What you will do: Would you reproduce the data below exactly, please, leaving out its images?

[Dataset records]
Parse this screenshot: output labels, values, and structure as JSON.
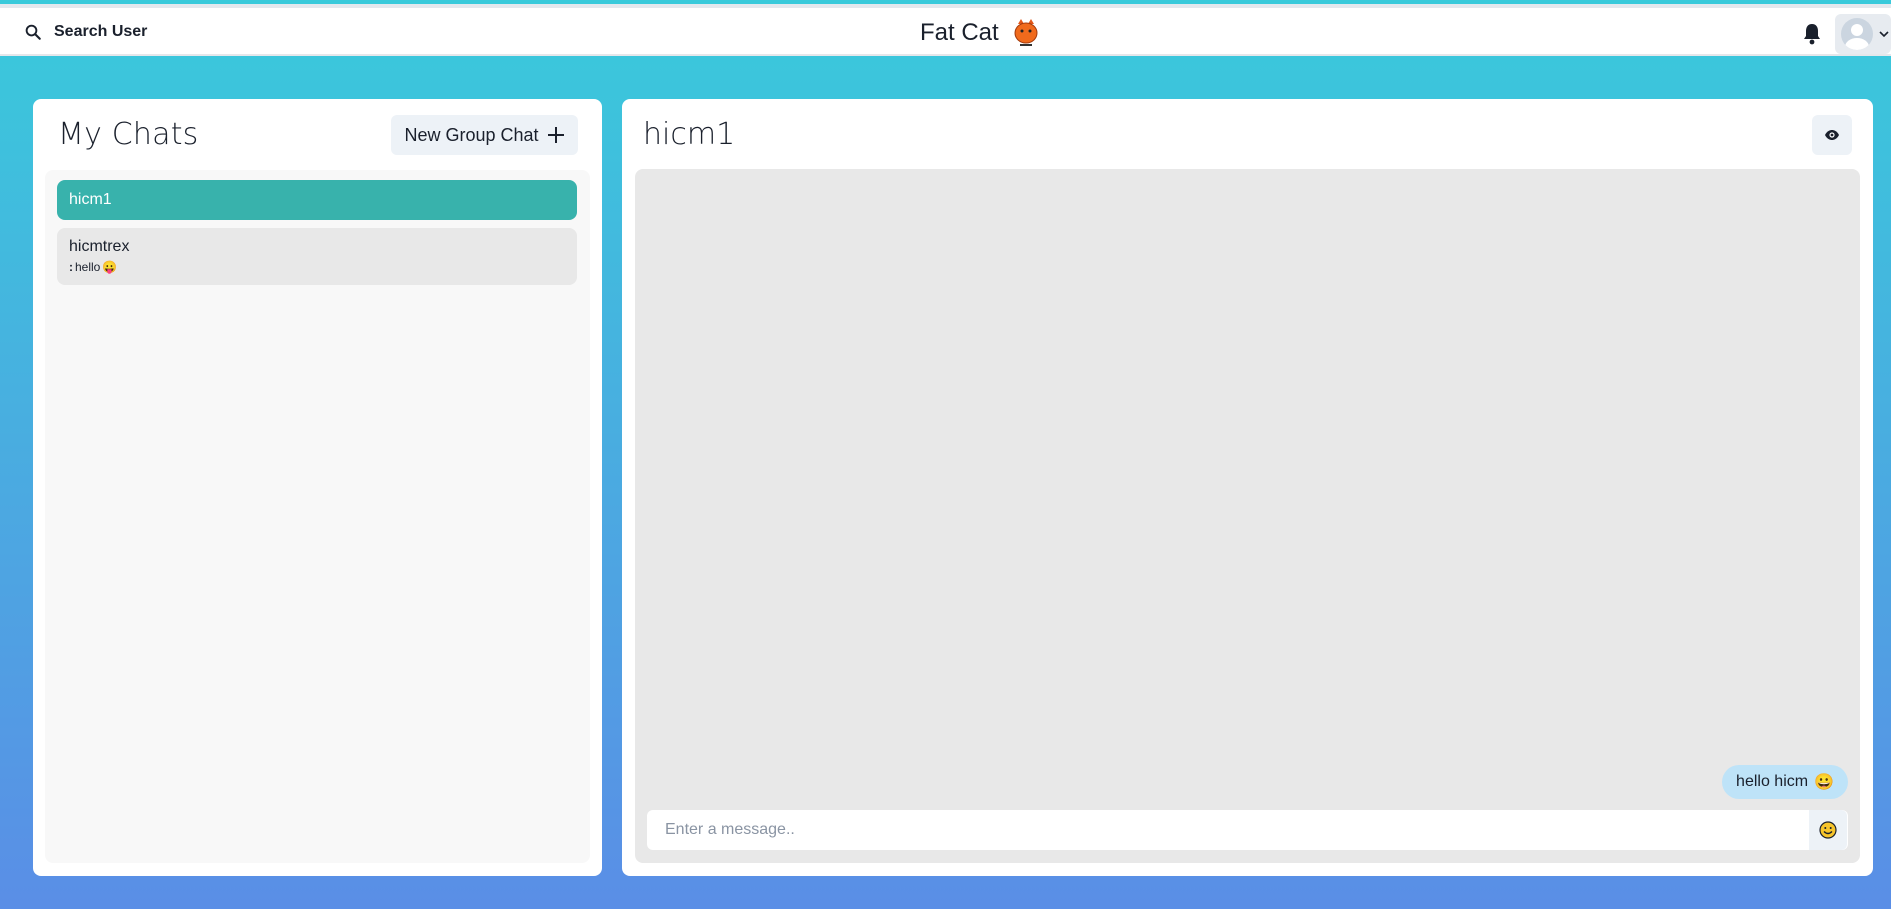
{
  "topbar": {
    "search_label": "Search User",
    "brand_title": "Fat Cat",
    "icons": {
      "search": "search-icon",
      "bell": "bell-icon",
      "avatar": "avatar-icon",
      "chevron": "chevron-down-icon"
    }
  },
  "sidebar": {
    "title": "My Chats",
    "new_group_label": "New Group Chat",
    "chats": [
      {
        "name": "hicm1",
        "active": true
      },
      {
        "name": "hicmtrex",
        "preview_sender": ":",
        "preview_text": "hello",
        "preview_emoji": "😛"
      }
    ]
  },
  "chat": {
    "title": "hicm1",
    "messages": [
      {
        "text": "hello hicm",
        "emoji": "😀",
        "mine": true
      }
    ],
    "input_placeholder": "Enter a message.."
  },
  "colors": {
    "accent": "#38b2ac",
    "bubble": "#bee3f8",
    "background_top": "#39cadb",
    "background_bottom": "#5a8ee6"
  }
}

Exercise response:
Parse this screenshot: output labels, values, and structure as JSON.
{
  "topbar": {
    "search_label": "Search User",
    "brand_title": "Fat Cat",
    "icons": {
      "search": "search-icon",
      "bell": "bell-icon",
      "avatar": "avatar-icon",
      "chevron": "chevron-down-icon"
    }
  },
  "sidebar": {
    "title": "My Chats",
    "new_group_label": "New Group Chat",
    "chats": [
      {
        "name": "hicm1",
        "active": true
      },
      {
        "name": "hicmtrex",
        "preview_sender": ":",
        "preview_text": "hello",
        "preview_emoji": "😛"
      }
    ]
  },
  "chat": {
    "title": "hicm1",
    "messages": [
      {
        "text": "hello hicm",
        "emoji": "😀",
        "mine": true
      }
    ],
    "input_placeholder": "Enter a message.."
  },
  "colors": {
    "accent": "#38b2ac",
    "bubble": "#bee3f8",
    "background_top": "#39cadb",
    "background_bottom": "#5a8ee6"
  }
}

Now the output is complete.